▶ The problem
Read through the data, and wherever a line holds the word "ring", write that line out.

┌─ Recorded data

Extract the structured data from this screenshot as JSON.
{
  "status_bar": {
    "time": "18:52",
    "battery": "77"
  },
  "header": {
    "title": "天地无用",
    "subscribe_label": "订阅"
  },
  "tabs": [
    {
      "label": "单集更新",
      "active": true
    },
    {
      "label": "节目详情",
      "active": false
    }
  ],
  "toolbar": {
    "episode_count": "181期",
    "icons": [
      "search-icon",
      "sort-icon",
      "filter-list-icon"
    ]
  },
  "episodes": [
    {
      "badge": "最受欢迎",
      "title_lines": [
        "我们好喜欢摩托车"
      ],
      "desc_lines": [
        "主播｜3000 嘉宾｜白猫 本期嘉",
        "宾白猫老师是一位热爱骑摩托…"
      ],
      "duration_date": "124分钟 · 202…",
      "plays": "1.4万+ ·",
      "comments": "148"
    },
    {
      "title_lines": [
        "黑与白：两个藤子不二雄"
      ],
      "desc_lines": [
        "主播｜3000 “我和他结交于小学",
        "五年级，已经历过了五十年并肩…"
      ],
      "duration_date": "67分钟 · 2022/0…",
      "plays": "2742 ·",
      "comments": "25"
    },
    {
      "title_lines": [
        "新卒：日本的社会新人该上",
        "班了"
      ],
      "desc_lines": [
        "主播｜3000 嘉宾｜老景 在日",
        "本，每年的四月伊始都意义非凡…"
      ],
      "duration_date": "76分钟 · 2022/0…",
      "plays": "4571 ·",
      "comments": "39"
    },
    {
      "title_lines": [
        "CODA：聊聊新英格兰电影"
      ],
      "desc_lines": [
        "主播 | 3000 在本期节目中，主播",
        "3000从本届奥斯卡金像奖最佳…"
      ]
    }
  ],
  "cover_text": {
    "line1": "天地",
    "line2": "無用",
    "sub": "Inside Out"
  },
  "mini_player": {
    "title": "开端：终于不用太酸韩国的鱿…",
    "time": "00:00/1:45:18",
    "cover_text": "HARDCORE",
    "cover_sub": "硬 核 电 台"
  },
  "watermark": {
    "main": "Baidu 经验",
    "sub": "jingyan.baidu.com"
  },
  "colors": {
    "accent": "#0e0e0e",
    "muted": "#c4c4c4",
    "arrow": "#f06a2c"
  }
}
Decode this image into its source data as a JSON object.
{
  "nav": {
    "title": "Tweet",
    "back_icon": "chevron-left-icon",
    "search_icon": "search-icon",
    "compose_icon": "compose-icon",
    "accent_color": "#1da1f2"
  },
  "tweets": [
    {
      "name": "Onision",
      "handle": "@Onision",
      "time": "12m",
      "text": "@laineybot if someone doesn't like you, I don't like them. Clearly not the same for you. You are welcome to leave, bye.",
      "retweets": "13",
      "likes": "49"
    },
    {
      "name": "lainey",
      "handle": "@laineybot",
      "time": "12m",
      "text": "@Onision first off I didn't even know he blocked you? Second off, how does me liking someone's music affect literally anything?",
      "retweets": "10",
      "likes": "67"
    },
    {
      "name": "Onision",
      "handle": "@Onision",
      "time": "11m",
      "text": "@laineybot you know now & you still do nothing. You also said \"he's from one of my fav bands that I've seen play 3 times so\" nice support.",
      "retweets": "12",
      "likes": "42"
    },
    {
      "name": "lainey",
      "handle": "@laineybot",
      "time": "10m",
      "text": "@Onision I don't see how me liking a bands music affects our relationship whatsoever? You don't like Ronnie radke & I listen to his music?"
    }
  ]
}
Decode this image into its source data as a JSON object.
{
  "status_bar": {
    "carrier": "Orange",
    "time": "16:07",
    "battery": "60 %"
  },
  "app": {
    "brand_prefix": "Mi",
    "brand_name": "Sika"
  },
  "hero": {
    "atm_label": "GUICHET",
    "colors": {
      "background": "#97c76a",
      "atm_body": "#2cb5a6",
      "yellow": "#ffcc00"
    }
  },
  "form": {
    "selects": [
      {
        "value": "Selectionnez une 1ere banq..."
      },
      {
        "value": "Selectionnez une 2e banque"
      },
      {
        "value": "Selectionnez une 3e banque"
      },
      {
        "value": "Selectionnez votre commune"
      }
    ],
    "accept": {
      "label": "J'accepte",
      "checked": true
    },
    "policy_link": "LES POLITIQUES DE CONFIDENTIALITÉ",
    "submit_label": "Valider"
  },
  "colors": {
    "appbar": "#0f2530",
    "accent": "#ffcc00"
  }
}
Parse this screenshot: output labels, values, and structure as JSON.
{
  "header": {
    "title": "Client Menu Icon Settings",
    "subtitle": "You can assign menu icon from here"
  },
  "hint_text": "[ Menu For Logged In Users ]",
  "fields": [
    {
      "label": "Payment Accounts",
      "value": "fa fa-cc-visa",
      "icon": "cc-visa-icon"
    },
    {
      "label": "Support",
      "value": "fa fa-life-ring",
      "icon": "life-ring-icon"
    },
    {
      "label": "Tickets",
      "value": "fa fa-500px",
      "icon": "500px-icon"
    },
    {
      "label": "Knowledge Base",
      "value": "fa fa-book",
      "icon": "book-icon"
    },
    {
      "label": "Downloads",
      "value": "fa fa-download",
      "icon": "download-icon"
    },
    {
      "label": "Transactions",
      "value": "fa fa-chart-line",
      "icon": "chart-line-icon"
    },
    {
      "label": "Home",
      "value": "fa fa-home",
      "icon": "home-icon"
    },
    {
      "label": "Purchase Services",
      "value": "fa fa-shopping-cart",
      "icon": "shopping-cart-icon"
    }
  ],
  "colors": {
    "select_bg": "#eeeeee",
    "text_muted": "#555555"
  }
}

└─

▶ The completed task
      "value": "fa fa-life-ring",
      "icon": "life-ring-icon"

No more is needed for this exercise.